Noticing and naming this pattern for yourself, is a huge step. Maybe even trying to note you have any particular triggers—are there words that you hear or say to yourself that make you feel crap? Is it being around a super confident friend? Is it a particular type of clothing or part of getting ready that ‘flares this up’ for you? The more conscious you can be of triggers and thoughts, the more you can begin to dig deep and peel the layers back for yourself. Take notes—literally. Journal it out.
Acceptance is a practice which comes in two parts. Learning to accept what is, as it is. And the acceptance that all things, including our physical bodies are constantly adapting and changing form in response to everything from the environment we are in, stress, water intake, food, the kind of people around us, hormones, the season, how we rest and the ways we move our bodies.
Practicing acceptance is fundamentally the practice of holding loving space for your physical body, as it is right now, and for its many future forms, potentials and adaptations. Practice finding your own way of noticing your inner dialogue without judging it.
The more we can notice negative self-talk and name it for what it is, a passing thought—we stop our mind running wild and creating unhelpful stories that are not supportive of how we see ourselves. Confronting this habit can be tough, but pays off with time and loving patience.
Even simply noticing the negative thought and responding to it with something like: ‘Wow, I’m noticing I’m being really hard on myself.’ Try placing a hand on your belly or chest. Take a breath in and out, and say, ‘I love you.’ Sounds fruity, but it can work wonders, especially if the negative body talk comes from a childhood belief or experience. Keep it simple, like you would if talking to a young person, our physical bodies tend to respond best to soft, easy language. Try practicing these gentle processes.
Alternatively you can try replacing a negative body story with something you love about your body, or what it can do.

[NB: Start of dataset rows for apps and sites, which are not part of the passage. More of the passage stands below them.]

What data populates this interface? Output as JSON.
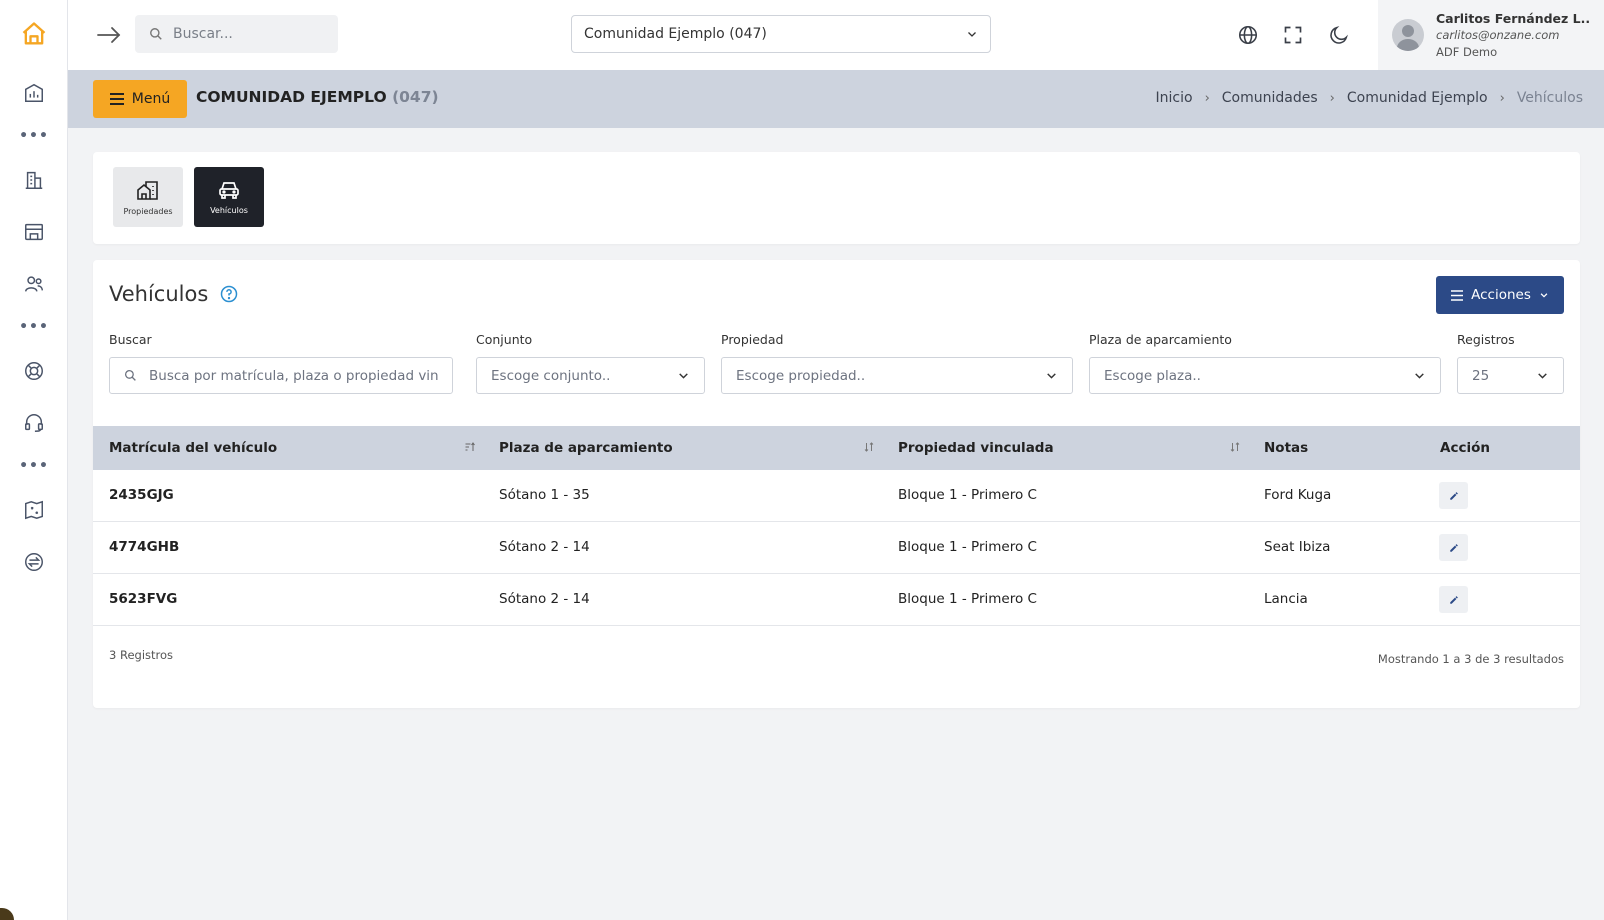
{
  "topbar": {
    "search_placeholder": "Buscar...",
    "community_selected": "Comunidad Ejemplo (047)",
    "user": {
      "name": "Carlitos Fernández L..",
      "email": "carlitos@onzane.com",
      "org": "ADF Demo"
    }
  },
  "rail": {
    "items": [
      "home-icon",
      "building-chart-icon",
      "more-dots-icon",
      "buildings-icon",
      "store-icon",
      "users-icon",
      "more-dots-icon",
      "lifebuoy-icon",
      "headset-icon",
      "more-dots-icon",
      "map-icon",
      "exchange-icon"
    ]
  },
  "header": {
    "menu_label": "Menú",
    "title": "COMUNIDAD EJEMPLO",
    "title_code": "(047)",
    "breadcrumb": [
      "Inicio",
      "Comunidades",
      "Comunidad Ejemplo",
      "Vehículos"
    ]
  },
  "tabs": [
    {
      "label": "Propiedades",
      "icon": "houses-icon",
      "active": false
    },
    {
      "label": "Vehículos",
      "icon": "car-icon",
      "active": true
    }
  ],
  "main": {
    "title": "Vehículos",
    "actions_label": "Acciones",
    "filters": {
      "search_label": "Buscar",
      "search_placeholder": "Busca por matrícula, plaza o propiedad vinculada",
      "conjunto_label": "Conjunto",
      "conjunto_value": "Escoge conjunto..",
      "propiedad_label": "Propiedad",
      "propiedad_value": "Escoge propiedad..",
      "plaza_label": "Plaza de aparcamiento",
      "plaza_value": "Escoge plaza..",
      "registros_label": "Registros",
      "registros_value": "25"
    },
    "table": {
      "headers": [
        "Matrícula del vehículo",
        "Plaza de aparcamiento",
        "Propiedad vinculada",
        "Notas",
        "Acción"
      ],
      "rows": [
        {
          "plate": "2435GJG",
          "spot": "Sótano 1 - 35",
          "property": "Bloque 1 - Primero C",
          "notes": "Ford Kuga"
        },
        {
          "plate": "4774GHB",
          "spot": "Sótano 2 - 14",
          "property": "Bloque 1 - Primero C",
          "notes": "Seat Ibiza"
        },
        {
          "plate": "5623FVG",
          "spot": "Sótano 2 - 14",
          "property": "Bloque 1 - Primero C",
          "notes": "Lancia"
        }
      ]
    },
    "footer_count": "3 Registros",
    "footer_range": "Mostrando 1 a 3 de 3 resultados"
  },
  "colors": {
    "accent_orange": "#f5a623",
    "primary_blue": "#2c4a87",
    "header_strip": "#cdd3de",
    "help_blue": "#2b8fd1"
  }
}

Next, I believe it can be helpful to have one or two clothing items or accessories that feel like your signature pieces. Not so much to wear everyday, but an item or two that helps you feel connected to your own essence—an amazing ring, a beret, sparkly boots, a super cool oversized blazer. Whatever. It doesn’t matter if it’s expensive or what anyone else thinks of it, you just need to feel connected to it.
I always make sure my ‘essence’ items are kept in a safe place, clean—don’t lend them out to mates—and are ready to wear. So, on days when you aren’t really feeling yourself, these pieces are always ready to offer a reminder of how much you are worth celebrating. That our physical bodies are simply vehicles for our deepest self to express itself through form, creativity, shape and color.
Biggest piece of advice: on the tough self-image days, give yourself permission to play with how you show yourself to the world. Sometimes the magic is simply in breaking the routine or the pattern, in moving our body in a new way, or experimenting with color or style. Here we can find new ways to reclaim and relish in ourselves as physical beings.